- _Activity_
Using the listing below, select the lines with the word "price" and copy them.

- _Supplied material_
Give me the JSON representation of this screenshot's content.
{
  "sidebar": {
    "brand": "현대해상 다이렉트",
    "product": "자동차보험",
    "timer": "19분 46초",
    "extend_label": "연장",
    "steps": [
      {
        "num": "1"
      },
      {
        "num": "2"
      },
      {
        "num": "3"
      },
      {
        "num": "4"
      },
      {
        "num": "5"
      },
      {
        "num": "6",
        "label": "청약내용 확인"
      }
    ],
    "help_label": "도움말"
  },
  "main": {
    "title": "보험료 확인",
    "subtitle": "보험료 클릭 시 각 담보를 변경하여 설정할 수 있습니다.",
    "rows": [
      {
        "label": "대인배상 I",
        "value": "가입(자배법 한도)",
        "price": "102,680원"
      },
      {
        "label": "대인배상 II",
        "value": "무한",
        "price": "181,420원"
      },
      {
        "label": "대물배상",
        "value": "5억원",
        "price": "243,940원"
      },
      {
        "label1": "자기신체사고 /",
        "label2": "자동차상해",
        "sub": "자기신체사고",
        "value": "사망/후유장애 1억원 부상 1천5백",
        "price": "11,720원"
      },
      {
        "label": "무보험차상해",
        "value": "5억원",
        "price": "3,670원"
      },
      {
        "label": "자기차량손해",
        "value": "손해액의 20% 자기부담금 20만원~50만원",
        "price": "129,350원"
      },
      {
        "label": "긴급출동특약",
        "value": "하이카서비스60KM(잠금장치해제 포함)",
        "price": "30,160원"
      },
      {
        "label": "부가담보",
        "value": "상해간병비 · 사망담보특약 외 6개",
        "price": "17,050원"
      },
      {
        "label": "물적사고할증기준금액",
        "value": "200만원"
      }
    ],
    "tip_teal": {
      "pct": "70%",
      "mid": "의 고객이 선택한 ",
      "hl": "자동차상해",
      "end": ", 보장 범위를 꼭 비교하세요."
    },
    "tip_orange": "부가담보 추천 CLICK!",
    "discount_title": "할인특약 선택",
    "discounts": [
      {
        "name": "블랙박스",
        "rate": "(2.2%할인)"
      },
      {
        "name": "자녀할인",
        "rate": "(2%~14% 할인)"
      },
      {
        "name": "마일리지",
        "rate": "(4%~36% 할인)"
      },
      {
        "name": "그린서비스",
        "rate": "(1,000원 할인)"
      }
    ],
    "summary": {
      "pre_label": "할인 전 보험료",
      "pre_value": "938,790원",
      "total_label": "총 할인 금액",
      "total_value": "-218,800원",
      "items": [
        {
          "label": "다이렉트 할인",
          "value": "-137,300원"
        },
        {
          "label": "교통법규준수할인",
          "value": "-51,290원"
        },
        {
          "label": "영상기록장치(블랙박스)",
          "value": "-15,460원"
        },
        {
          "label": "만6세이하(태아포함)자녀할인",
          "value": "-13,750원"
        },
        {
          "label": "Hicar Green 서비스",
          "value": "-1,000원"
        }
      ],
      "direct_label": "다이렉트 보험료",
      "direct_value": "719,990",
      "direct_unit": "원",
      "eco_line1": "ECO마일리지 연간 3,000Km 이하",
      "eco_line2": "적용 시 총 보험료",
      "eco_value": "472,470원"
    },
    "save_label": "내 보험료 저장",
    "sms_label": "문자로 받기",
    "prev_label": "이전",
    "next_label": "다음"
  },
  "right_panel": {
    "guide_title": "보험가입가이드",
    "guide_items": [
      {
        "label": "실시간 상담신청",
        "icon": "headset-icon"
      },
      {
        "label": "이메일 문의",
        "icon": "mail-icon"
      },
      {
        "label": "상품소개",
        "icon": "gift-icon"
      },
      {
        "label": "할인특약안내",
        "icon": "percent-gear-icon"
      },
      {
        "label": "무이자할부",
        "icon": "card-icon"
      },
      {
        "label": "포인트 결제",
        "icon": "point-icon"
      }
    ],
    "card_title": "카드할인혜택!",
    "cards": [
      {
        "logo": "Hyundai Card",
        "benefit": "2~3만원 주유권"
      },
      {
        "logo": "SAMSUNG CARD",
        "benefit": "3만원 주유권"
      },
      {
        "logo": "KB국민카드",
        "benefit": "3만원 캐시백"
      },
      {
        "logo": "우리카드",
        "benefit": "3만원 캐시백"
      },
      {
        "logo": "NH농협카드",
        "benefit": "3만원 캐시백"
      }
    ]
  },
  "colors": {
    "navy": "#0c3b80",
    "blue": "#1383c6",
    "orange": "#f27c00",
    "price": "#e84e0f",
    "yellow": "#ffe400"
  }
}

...

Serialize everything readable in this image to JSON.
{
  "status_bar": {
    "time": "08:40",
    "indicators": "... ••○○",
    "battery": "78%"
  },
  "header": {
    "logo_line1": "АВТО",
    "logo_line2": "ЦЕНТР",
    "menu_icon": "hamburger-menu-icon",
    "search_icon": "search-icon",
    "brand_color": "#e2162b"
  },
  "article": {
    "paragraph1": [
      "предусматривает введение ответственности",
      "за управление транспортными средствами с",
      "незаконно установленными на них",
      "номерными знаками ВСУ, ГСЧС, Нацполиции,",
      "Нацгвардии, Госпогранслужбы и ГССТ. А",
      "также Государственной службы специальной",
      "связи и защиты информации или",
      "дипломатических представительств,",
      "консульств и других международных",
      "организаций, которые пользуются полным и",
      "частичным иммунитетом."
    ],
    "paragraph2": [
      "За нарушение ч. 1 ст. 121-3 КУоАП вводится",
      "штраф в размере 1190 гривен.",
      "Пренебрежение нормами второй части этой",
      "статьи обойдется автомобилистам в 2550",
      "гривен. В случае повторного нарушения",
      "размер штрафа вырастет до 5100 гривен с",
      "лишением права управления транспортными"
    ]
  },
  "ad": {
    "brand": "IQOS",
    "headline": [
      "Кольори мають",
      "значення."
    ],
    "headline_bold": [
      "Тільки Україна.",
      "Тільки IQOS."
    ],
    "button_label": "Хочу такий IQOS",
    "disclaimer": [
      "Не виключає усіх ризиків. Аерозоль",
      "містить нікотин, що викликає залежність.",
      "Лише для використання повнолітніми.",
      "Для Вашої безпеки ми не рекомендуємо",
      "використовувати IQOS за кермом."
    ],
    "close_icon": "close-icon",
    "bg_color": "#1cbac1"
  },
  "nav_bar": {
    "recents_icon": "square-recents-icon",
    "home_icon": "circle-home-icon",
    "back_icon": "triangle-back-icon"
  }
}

- _Response to the task_
        "price": "102,680원"
        "price": "181,420원"
        "price": "243,940원"
        "price": "11,720원"
        "price": "3,670원"
        "price": "129,350원"
        "price": "30,160원"
        "price": "17,050원"
    "price": "#e84e0f",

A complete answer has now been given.